(Website and app data records)

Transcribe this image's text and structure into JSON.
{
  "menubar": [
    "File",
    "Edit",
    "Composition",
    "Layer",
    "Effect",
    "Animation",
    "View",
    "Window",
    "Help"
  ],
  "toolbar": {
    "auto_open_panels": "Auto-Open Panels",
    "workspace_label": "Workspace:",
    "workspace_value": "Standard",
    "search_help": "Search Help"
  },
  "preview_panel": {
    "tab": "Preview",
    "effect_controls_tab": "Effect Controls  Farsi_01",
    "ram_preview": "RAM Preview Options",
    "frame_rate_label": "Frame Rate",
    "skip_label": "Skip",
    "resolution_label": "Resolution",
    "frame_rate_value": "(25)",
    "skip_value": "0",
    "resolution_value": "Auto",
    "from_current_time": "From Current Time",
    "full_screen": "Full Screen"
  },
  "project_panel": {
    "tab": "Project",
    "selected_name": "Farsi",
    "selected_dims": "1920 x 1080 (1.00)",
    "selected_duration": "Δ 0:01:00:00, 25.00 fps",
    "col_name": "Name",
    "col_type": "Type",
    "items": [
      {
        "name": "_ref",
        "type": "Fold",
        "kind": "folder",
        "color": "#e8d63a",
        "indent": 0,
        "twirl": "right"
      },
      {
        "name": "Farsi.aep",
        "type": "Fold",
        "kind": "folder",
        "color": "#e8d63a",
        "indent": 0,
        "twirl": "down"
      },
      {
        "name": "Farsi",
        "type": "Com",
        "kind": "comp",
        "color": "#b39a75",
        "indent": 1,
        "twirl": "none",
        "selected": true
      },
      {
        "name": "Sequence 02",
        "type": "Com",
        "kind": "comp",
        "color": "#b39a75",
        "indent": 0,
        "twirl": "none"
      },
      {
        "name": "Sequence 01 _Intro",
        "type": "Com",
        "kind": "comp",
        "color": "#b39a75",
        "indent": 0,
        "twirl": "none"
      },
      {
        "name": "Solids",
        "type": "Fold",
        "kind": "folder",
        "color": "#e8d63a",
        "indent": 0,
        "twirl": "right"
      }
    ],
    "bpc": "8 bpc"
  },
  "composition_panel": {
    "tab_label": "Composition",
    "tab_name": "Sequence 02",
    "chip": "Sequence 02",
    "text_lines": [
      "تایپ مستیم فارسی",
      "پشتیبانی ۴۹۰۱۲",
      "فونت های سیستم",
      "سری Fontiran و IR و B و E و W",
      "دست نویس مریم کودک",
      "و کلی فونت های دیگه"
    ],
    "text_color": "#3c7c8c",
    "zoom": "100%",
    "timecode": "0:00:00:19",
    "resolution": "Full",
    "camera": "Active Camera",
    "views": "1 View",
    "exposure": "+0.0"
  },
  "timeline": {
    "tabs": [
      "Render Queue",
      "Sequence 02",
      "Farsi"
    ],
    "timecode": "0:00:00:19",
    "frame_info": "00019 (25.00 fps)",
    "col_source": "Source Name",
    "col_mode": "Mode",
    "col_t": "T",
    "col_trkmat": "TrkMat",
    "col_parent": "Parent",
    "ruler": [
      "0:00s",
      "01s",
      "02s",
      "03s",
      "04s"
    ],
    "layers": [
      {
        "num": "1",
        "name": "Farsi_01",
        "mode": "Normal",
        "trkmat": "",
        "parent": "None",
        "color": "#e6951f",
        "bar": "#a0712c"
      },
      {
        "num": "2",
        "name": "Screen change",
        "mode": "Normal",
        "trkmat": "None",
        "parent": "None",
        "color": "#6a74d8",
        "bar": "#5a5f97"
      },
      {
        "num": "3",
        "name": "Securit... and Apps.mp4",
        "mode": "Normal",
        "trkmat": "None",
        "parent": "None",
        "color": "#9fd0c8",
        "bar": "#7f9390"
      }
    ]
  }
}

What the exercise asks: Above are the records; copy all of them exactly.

Output for this exercise:
Transcribe this image's text and structure into JSON.
{
  "menubar": [
    "File",
    "Edit",
    "Composition",
    "Layer",
    "Effect",
    "Animation",
    "View",
    "Window",
    "Help"
  ],
  "toolbar": {
    "auto_open_panels": "Auto-Open Panels",
    "workspace_label": "Workspace:",
    "workspace_value": "Standard",
    "search_help": "Search Help"
  },
  "preview_panel": {
    "tab": "Preview",
    "effect_controls_tab": "Effect Controls  Farsi_01",
    "ram_preview": "RAM Preview Options",
    "frame_rate_label": "Frame Rate",
    "skip_label": "Skip",
    "resolution_label": "Resolution",
    "frame_rate_value": "(25)",
    "skip_value": "0",
    "resolution_value": "Auto",
    "from_current_time": "From Current Time",
    "full_screen": "Full Screen"
  },
  "project_panel": {
    "tab": "Project",
    "selected_name": "Farsi",
    "selected_dims": "1920 x 1080 (1.00)",
    "selected_duration": "Δ 0:01:00:00, 25.00 fps",
    "col_name": "Name",
    "col_type": "Type",
    "items": [
      {
        "name": "_ref",
        "type": "Fold",
        "kind": "folder",
        "color": "#e8d63a",
        "indent": 0,
        "twirl": "right"
      },
      {
        "name": "Farsi.aep",
        "type": "Fold",
        "kind": "folder",
        "color": "#e8d63a",
        "indent": 0,
        "twirl": "down"
      },
      {
        "name": "Farsi",
        "type": "Com",
        "kind": "comp",
        "color": "#b39a75",
        "indent": 1,
        "twirl": "none",
        "selected": true
      },
      {
        "name": "Sequence 02",
        "type": "Com",
        "kind": "comp",
        "color": "#b39a75",
        "indent": 0,
        "twirl": "none"
      },
      {
        "name": "Sequence 01 _Intro",
        "type": "Com",
        "kind": "comp",
        "color": "#b39a75",
        "indent": 0,
        "twirl": "none"
      },
      {
        "name": "Solids",
        "type": "Fold",
        "kind": "folder",
        "color": "#e8d63a",
        "indent": 0,
        "twirl": "right"
      }
    ],
    "bpc": "8 bpc"
  },
  "composition_panel": {
    "tab_label": "Composition",
    "tab_name": "Sequence 02",
    "chip": "Sequence 02",
    "text_lines": [
      "تایپ مستیم فارسی",
      "پشتیبانی ۴۹۰۱۲",
      "فونت های سیستم",
      "سری Fontiran و IR و B و E و W",
      "دست نویس مریم کودک",
      "و کلی فونت های دیگه"
    ],
    "text_color": "#3c7c8c",
    "zoom": "100%",
    "timecode": "0:00:00:19",
    "resolution": "Full",
    "camera": "Active Camera",
    "views": "1 View",
    "exposure": "+0.0"
  },
  "timeline": {
    "tabs": [
      "Render Queue",
      "Sequence 02",
      "Farsi"
    ],
    "timecode": "0:00:00:19",
    "frame_info": "00019 (25.00 fps)",
    "col_source": "Source Name",
    "col_mode": "Mode",
    "col_t": "T",
    "col_trkmat": "TrkMat",
    "col_parent": "Parent",
    "ruler": [
      "0:00s",
      "01s",
      "02s",
      "03s",
      "04s"
    ],
    "layers": [
      {
        "num": "1",
        "name": "Farsi_01",
        "mode": "Normal",
        "trkmat": "",
        "parent": "None",
        "color": "#e6951f",
        "bar": "#a0712c"
      },
      {
        "num": "2",
        "name": "Screen change",
        "mode": "Normal",
        "trkmat": "None",
        "parent": "None",
        "color": "#6a74d8",
        "bar": "#5a5f97"
      },
      {
        "num": "3",
        "name": "Securit... and Apps.mp4",
        "mode": "Normal",
        "trkmat": "None",
        "parent": "None",
        "color": "#9fd0c8",
        "bar": "#7f9390"
      }
    ]
  }
}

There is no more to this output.